As it stands, both Anonymous and Occupy have won over supporters, gained media attention, and forced discussion of their issues upon the general public. Both have been fraught with negative press because of the not-so-peaceful nature of their confrontation with authorities, while at the same time highlighting a few major issues of public interest. Non-lethal violence against Occupy protesters is often shocking, as exemplified by the UC Davis pepper spray incident, Scott Olsen, and Tony Bologna. As for Anonymous, sometimes the bad boy hackers actually root out important facts. Private security contractors are using social media to manipulate people in conflict zones, as revealed by the Anonymous attack on HBGary. No one would know about it if it wasn’t for Anonymous. But are these things going to actually make a change for the better? Realistically, both of these movements are playing a zero sum game or worse, winning a few small victories at great expense to their cause.
Anonymous and Occupy aren’t situated on terra firma. In their dogma, the ultimate goal is to eliminate corporate and government structures in society and replace them with the same decentralized organization in which they are situated. In this utopian vision, perhaps legitimate authority will only take the shape of denial of service attacks and infiltrator witch hunts. This particular brand of magical thinking, in which the ongoing peaceful “revolution” will overthrow all existing power structures, is probably a symptom of the young and idealistic who are not yet willing to bend to reality.
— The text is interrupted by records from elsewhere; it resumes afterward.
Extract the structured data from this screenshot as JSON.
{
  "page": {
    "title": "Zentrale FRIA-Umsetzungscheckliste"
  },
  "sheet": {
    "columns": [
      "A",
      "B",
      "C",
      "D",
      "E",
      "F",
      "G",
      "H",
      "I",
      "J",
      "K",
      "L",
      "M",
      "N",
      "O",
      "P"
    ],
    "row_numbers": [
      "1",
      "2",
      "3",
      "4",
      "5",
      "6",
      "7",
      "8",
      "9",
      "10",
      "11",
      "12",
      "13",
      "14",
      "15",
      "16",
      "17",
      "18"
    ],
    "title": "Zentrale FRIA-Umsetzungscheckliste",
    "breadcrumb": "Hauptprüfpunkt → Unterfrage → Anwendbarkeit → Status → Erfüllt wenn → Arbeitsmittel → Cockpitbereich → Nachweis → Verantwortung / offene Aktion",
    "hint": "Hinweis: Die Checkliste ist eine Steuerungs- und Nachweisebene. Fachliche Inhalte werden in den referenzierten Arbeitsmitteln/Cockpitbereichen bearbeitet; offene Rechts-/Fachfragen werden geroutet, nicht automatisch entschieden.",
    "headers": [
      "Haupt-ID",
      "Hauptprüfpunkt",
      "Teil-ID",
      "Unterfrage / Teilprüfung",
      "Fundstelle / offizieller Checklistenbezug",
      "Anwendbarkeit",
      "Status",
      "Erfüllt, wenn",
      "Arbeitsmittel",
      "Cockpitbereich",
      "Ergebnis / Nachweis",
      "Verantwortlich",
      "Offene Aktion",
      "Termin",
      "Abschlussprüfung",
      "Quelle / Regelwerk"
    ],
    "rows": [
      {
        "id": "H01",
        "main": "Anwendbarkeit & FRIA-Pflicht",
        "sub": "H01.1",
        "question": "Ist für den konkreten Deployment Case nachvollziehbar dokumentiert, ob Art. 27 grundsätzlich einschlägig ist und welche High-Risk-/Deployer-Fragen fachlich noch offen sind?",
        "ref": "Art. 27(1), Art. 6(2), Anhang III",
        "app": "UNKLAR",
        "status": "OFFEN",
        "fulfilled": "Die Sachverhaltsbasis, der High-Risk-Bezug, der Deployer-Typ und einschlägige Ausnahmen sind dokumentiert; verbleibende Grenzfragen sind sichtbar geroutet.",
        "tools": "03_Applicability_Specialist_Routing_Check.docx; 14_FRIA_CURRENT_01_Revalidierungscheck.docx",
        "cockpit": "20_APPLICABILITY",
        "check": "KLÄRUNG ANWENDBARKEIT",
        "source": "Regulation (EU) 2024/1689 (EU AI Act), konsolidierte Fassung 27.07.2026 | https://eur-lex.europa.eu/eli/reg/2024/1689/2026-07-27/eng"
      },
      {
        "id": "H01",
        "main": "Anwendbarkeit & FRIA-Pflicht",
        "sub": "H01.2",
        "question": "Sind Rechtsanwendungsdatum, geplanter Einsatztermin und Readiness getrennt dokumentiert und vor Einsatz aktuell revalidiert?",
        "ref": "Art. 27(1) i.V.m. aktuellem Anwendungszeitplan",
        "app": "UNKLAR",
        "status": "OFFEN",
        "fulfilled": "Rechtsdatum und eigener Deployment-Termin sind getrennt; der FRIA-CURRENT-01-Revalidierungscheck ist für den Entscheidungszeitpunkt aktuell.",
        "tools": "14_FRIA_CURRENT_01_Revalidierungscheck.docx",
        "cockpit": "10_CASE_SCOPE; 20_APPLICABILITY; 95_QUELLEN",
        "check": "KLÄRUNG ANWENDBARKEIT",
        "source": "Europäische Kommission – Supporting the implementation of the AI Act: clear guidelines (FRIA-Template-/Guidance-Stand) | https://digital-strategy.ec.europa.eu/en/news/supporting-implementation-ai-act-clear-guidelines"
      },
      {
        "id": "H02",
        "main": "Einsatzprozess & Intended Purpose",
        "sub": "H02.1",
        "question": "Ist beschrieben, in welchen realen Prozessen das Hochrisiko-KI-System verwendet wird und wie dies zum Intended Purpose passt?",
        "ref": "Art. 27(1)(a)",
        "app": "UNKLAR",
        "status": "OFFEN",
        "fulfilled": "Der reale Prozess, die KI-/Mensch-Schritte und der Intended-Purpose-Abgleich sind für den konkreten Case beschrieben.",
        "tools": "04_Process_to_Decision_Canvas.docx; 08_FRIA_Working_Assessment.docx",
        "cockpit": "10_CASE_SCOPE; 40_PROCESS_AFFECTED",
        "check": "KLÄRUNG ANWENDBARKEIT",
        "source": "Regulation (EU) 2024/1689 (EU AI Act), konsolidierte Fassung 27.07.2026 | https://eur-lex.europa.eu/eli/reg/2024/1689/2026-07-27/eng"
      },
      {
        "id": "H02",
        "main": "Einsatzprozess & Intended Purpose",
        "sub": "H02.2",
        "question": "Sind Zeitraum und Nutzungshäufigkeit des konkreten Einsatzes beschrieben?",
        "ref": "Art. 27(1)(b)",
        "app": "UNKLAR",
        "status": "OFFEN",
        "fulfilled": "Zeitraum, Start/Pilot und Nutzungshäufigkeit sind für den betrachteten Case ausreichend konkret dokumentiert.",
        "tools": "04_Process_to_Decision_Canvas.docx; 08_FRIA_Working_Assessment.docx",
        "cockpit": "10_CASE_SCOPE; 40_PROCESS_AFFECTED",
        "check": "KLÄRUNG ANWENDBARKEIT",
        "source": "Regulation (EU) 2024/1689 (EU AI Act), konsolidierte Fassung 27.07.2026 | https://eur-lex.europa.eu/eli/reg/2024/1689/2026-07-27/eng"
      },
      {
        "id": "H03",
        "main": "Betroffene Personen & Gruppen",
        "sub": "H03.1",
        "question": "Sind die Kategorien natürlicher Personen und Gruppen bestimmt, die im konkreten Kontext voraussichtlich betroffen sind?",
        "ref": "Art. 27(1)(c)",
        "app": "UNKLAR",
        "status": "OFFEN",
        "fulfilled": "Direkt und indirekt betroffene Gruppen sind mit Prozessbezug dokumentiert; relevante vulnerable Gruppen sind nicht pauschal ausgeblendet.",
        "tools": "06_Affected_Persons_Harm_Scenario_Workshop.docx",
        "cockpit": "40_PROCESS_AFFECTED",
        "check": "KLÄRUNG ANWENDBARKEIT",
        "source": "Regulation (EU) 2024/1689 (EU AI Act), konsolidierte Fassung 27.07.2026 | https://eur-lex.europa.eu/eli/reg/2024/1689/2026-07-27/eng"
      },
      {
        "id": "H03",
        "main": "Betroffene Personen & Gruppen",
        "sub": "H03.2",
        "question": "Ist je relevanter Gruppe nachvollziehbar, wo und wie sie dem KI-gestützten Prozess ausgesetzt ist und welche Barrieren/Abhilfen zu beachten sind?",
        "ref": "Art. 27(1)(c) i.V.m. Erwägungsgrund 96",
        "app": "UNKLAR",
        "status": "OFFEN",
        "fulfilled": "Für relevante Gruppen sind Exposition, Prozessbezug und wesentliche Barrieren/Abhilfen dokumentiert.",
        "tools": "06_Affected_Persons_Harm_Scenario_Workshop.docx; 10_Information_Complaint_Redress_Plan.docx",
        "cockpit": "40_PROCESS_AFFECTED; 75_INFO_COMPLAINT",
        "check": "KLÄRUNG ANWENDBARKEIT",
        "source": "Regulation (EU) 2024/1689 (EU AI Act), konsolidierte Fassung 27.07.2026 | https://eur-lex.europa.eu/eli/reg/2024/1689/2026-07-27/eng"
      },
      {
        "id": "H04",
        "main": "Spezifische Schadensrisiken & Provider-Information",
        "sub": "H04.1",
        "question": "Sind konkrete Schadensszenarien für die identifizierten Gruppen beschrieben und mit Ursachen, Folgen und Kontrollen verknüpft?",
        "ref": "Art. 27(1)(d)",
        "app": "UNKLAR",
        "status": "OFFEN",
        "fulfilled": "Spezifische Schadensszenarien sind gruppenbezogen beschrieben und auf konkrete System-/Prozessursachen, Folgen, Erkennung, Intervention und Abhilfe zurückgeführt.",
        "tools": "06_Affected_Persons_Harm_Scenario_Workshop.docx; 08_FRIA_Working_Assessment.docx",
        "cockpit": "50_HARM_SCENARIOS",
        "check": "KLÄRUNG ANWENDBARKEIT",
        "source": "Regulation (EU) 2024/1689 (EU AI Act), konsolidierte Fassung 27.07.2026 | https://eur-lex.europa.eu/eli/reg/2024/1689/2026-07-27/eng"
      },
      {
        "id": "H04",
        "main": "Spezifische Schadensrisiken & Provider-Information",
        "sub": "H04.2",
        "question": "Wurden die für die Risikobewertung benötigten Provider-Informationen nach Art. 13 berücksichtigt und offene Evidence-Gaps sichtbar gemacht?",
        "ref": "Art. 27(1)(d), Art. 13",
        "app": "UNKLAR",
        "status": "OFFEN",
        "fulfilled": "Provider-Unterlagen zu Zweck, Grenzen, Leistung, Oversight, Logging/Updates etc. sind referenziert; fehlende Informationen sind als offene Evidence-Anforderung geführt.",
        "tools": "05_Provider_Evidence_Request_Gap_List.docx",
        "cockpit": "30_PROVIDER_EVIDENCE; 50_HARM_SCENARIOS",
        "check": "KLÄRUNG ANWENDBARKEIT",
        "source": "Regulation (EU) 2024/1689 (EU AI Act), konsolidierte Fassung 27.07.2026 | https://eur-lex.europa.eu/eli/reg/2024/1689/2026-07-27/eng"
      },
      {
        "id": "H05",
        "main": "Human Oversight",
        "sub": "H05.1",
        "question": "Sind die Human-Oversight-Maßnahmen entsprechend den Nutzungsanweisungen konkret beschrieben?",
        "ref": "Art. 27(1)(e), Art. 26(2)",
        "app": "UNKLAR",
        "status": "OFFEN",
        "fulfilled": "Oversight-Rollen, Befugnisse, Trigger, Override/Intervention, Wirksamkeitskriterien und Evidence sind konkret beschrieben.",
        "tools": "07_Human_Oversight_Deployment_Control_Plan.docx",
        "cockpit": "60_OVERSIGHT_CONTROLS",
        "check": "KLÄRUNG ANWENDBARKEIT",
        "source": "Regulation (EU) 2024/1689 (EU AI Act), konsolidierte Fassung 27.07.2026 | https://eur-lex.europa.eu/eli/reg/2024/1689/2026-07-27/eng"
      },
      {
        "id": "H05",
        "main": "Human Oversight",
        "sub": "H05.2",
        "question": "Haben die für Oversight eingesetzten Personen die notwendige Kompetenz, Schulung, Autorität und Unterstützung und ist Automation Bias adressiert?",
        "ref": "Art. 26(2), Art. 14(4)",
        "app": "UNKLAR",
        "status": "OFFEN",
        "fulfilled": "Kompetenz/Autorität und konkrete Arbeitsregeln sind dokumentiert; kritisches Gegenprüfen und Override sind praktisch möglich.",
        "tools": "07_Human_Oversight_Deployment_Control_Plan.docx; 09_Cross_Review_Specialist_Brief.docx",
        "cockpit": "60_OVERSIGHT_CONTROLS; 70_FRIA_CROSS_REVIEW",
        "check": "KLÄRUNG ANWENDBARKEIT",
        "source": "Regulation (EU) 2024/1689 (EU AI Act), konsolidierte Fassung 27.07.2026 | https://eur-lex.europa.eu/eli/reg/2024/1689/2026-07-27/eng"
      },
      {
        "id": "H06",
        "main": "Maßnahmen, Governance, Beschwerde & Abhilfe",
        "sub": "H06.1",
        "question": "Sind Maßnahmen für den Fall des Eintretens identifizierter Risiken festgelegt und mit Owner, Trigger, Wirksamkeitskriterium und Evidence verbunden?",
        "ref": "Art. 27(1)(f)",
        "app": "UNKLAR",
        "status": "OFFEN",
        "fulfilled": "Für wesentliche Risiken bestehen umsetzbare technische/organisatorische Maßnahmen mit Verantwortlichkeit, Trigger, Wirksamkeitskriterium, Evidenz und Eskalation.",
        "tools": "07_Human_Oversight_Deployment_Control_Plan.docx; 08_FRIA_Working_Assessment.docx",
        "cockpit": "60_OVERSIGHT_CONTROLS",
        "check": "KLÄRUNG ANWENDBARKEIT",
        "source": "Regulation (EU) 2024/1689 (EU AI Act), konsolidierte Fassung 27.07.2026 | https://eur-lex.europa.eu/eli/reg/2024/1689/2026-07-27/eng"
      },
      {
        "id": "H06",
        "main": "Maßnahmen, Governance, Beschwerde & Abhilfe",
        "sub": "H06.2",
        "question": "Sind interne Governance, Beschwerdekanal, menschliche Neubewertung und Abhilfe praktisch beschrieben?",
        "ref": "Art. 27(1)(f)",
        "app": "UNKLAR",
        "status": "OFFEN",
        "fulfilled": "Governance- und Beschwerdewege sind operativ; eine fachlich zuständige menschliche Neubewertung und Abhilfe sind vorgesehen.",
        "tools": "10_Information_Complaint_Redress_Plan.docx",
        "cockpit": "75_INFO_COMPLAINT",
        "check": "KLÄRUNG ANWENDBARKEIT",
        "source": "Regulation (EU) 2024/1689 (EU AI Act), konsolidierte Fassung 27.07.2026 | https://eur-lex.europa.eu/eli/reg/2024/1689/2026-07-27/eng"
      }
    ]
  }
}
The tragedy is that revolution, and not reform, is all that Occupy and Anonymous will accept. Running politicians (But not Michael Moore?) out of the encampments is a fun sport for the Occupiers, and harassing politicians and businessmen with crank phone calls is former Anonymous spokesperson Barrett Brown’s favorite hobby. I don’t think either movement is going to accept the cold reality that reform is the best thing they can hope for. Symbolic tent cities aren’t going to cause a revolution. Denial of service and harassment is worse. The people who want change need to work in a positive way with those in power, but the powerful who have tried to reach out to Occupiers have received only vitriol and hate. Anonymous and the Occupiers have fantasies of a better world, but the scumfucking Tea Party’s plans are already in motion.